I can choose two flavours to pile on top of my waffle cone. Forest fruits, lemon pie, kiwi & passionfruit….they look tempting but in reality I know I’m going for something chocolate-based. Compared to these nutty, caramel-dripping, chocolate-chunky, brownie-filled, cream-topped, coffee-laden mounds of deliciousness, the fruit flavours don’t really cut it.

I choose the ‘Rapanui’ special – chocolate with brownie chunks and walnuts, and watch as the ice cream maestro piles and moulds huge scoops onto the cone. He’s as dubious as I am about the ice cream’s ability to stay in place. Turning the cone upside-down momentarily, he seems satisfied. “It’s soft”, he warns as he hands over the finished masterpiece.

I sit down at a polished wooden table and begin eating. The mint is good, but the chocolate is better. It might even break my green flavour rule. Although I’m worried about it melting, I’m still surprised at how fast I manage to eat it. I look to the cafe at the back of the shop where I had planned to get a hot chocolate. It seems a bit excessive after the ice cream so instead I browse the shelves.

The fake art nuveau curves and retro pink-flowered wallpaper had led me into this shop and not one of the many competitors along Mitre road. They all sell beatifully packaged chocolate and some have ice cream too, but the carved wooden tables of the heladeria in Rapanui, had sucked me in deeper. The patisserie at the back ensured I was going to browse every shelf on my way there.

In the 1930s, Bariloche was developed for domestic tourists as ‘Little Switzerland’, hence the profusion of chocolate shops. But after finishing the ice cream, it isn’t the cocoa products that are making me drool. In a refrigerated section lie ‘artesanal products of Patagonia’: wild boar salami, deer pâté, smoked trout. How I’d love to eat these tasty woodland delights! I try to calculate how long they’ll last once out of the refrigerator and waiting in the heat while speeding cars engulf the bus stop in clouds of grey volcanic dust from the roadside.

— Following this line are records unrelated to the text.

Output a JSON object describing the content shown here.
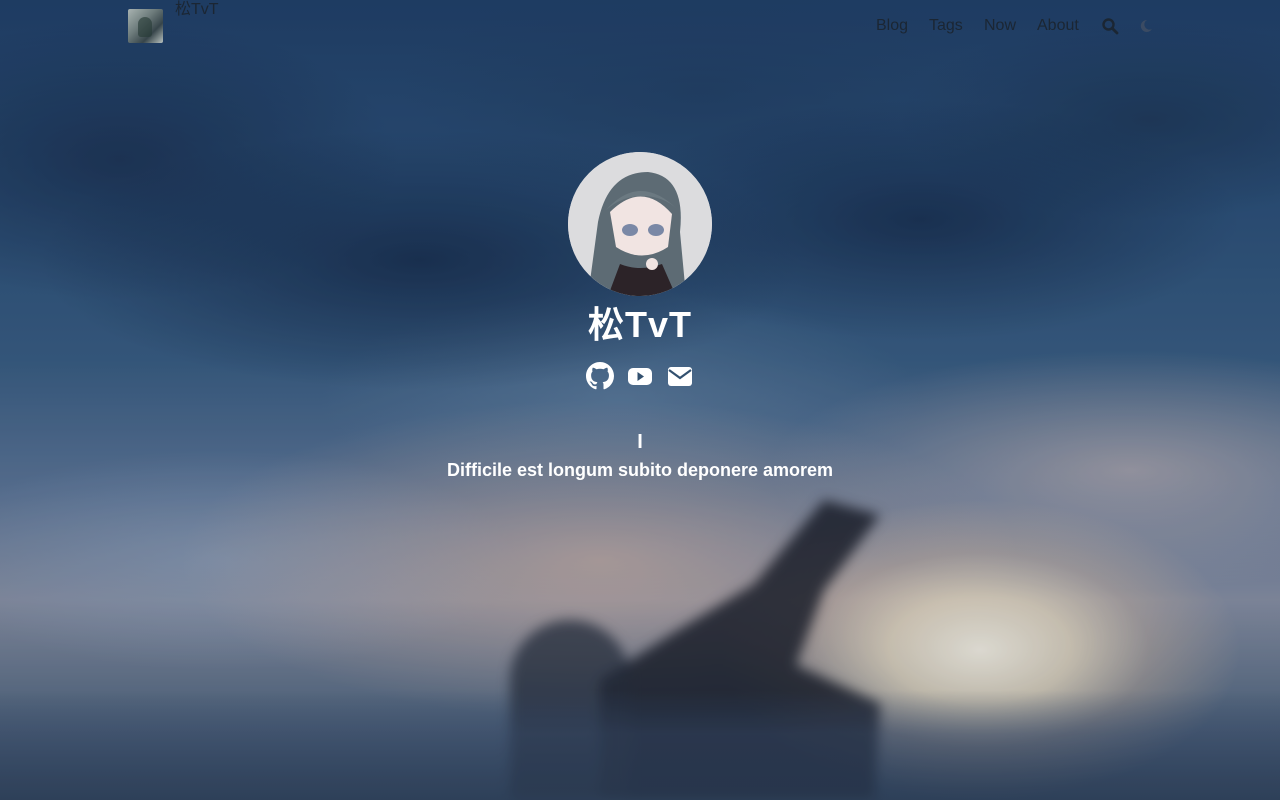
{
  "site": {
    "name": "松TvT"
  },
  "nav": {
    "items": [
      {
        "label": "Blog"
      },
      {
        "label": "Tags"
      },
      {
        "label": "Now"
      },
      {
        "label": "About"
      }
    ],
    "icons": [
      "search-icon",
      "moon-icon"
    ]
  },
  "profile": {
    "title": "松TvT",
    "cursor": "I",
    "tagline": "Difficile est longum subito deponere amorem",
    "socials": [
      "github-icon",
      "youtube-icon",
      "email-icon"
    ]
  },
  "colors": {
    "nav_text": "#1b2633",
    "hero_text": "#ffffff"
  }
}
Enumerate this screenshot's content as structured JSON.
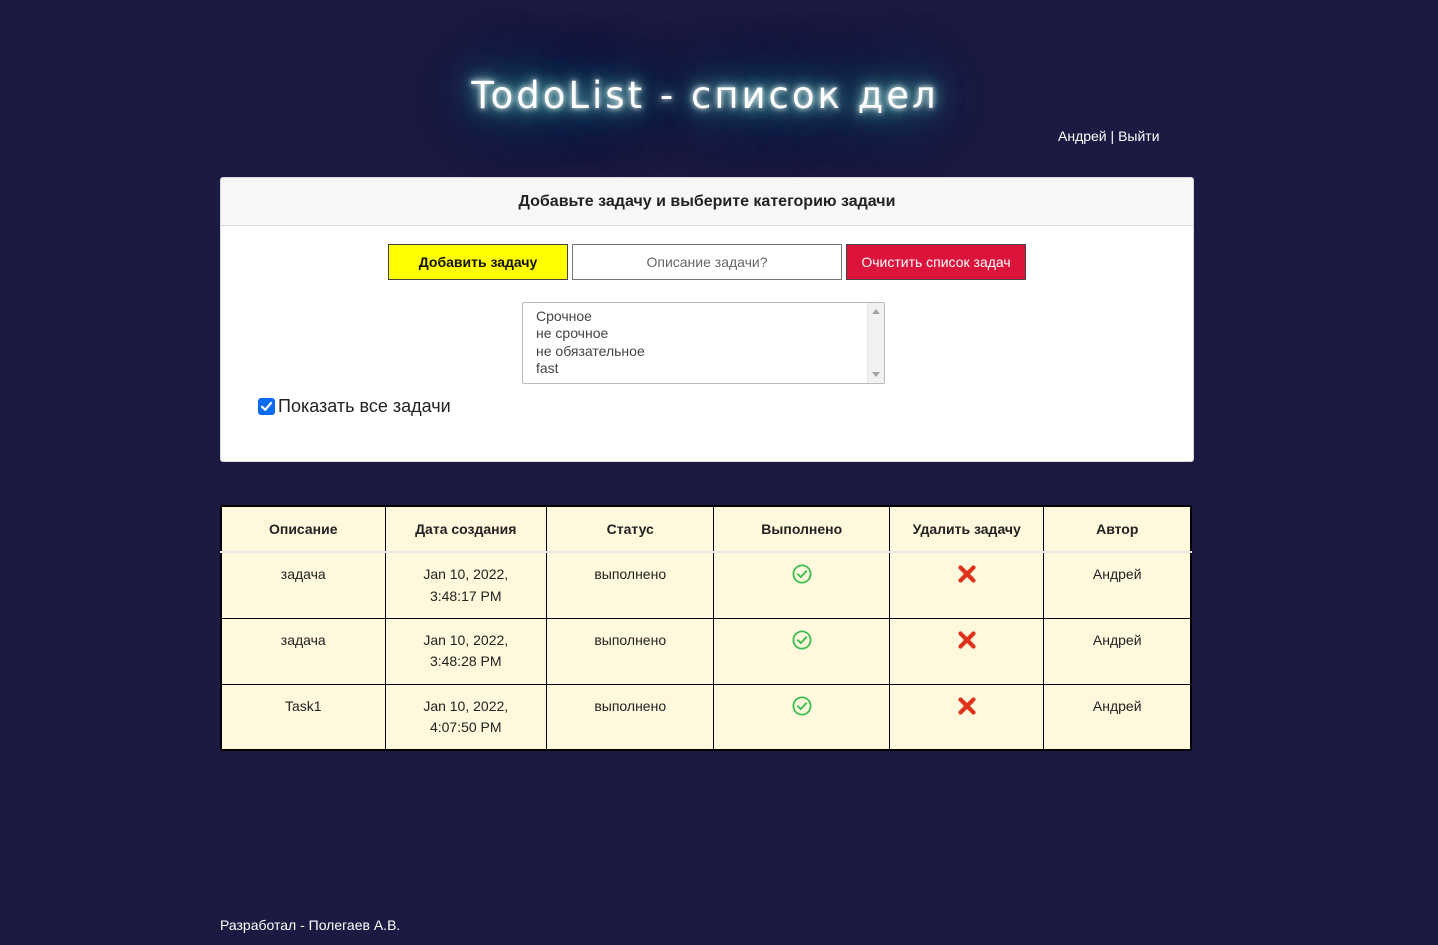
{
  "header": {
    "title": "TodoList - список дел",
    "user_name": "Андрей",
    "separator": " | ",
    "logout_label": "Выйти"
  },
  "panel": {
    "heading": "Добавьте задачу и выберите категорию задачи",
    "add_button_label": "Добавить задачу",
    "task_input": {
      "placeholder": "Описание задачи?",
      "value": ""
    },
    "clear_button_label": "Очистить список задач",
    "categories": [
      "Срочное",
      "не срочное",
      "не обязательное",
      "fast"
    ],
    "show_all": {
      "label": "Показать все задачи",
      "checked": true
    }
  },
  "table": {
    "columns": [
      "Описание",
      "Дата создания",
      "Статус",
      "Выполнено",
      "Удалить задачу",
      "Автор"
    ],
    "rows": [
      {
        "description": "задача",
        "date_line1": "Jan 10, 2022,",
        "date_line2": "3:48:17 PM",
        "status": "выполнено",
        "done_icon": "check-circle-icon",
        "delete_icon": "x-delete-icon",
        "author": "Андрей"
      },
      {
        "description": "задача",
        "date_line1": "Jan 10, 2022,",
        "date_line2": "3:48:28 PM",
        "status": "выполнено",
        "done_icon": "check-circle-icon",
        "delete_icon": "x-delete-icon",
        "author": "Андрей"
      },
      {
        "description": "Task1",
        "date_line1": "Jan 10, 2022,",
        "date_line2": "4:07:50 PM",
        "status": "выполнено",
        "done_icon": "check-circle-icon",
        "delete_icon": "x-delete-icon",
        "author": "Андрей"
      }
    ]
  },
  "footer": {
    "text": "Разработал - Полегаев А.В."
  },
  "colors": {
    "background": "#1b1a42",
    "add_button": "#ffff00",
    "clear_button": "#dc143c",
    "table_background": "#fff8dc",
    "check_icon": "#3cc04f",
    "delete_icon": "#e0311a",
    "checkbox": "#0b6cf0"
  }
}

The equations don’t quite add up, especially not at the high price these delectable foodstuffs are being sold for. I sigh and move away. Now I just have to make it past the coffee shop without gravitating towards the checkout.